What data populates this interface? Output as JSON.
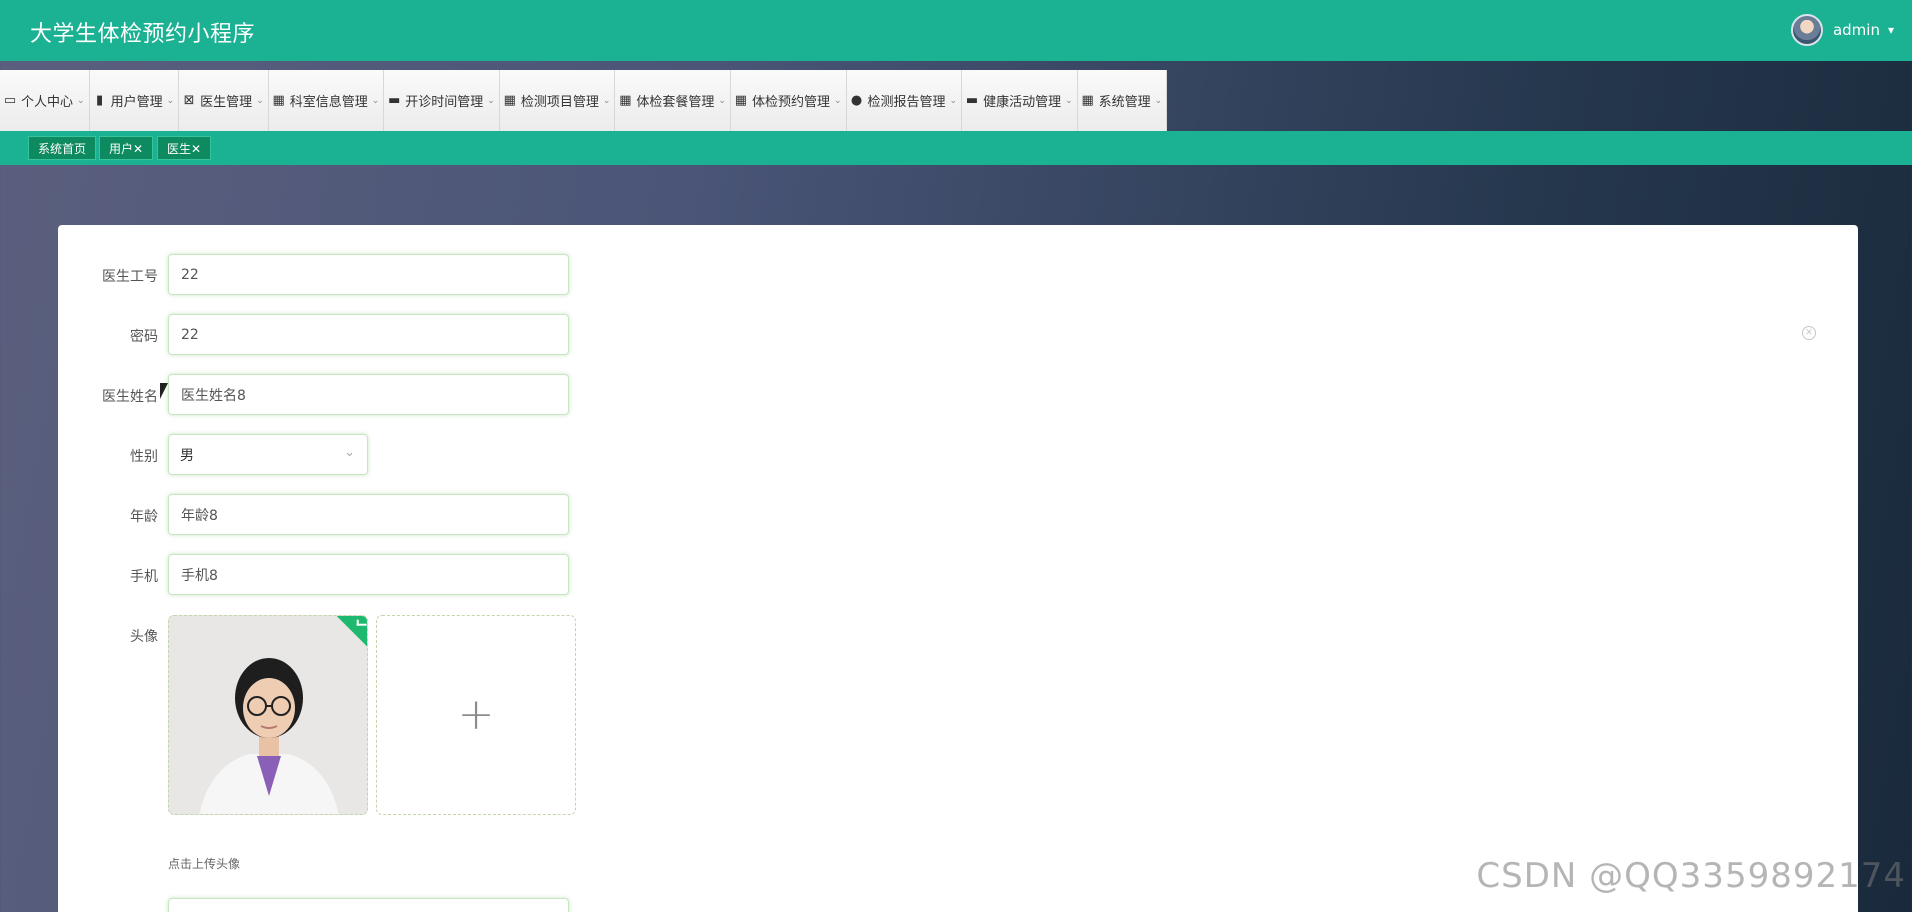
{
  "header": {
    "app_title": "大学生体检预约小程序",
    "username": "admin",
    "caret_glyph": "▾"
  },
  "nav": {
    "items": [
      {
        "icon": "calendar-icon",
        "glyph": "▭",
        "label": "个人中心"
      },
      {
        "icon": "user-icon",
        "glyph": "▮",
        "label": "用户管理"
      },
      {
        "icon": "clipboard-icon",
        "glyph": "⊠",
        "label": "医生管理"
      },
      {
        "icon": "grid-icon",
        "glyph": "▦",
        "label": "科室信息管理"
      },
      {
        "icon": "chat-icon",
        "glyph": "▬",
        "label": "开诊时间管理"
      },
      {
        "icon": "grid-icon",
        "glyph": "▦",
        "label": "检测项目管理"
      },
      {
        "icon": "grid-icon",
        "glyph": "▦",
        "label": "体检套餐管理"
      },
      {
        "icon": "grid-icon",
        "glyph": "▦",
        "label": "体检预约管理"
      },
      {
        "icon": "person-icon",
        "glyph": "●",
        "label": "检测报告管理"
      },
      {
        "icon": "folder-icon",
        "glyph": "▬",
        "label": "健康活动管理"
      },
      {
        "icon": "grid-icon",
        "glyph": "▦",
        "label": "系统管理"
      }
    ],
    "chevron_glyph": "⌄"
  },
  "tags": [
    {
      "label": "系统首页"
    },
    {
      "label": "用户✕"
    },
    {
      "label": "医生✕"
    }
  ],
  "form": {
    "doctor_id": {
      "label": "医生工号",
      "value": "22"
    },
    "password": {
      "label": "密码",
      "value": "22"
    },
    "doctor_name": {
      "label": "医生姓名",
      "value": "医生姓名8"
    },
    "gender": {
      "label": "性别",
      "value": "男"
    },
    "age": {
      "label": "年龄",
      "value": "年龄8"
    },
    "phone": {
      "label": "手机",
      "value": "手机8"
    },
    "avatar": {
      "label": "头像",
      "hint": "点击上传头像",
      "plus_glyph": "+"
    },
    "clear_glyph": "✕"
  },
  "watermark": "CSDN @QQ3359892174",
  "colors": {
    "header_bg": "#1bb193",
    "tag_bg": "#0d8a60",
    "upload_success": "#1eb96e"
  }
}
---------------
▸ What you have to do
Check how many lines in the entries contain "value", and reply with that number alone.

▸ Written answer
6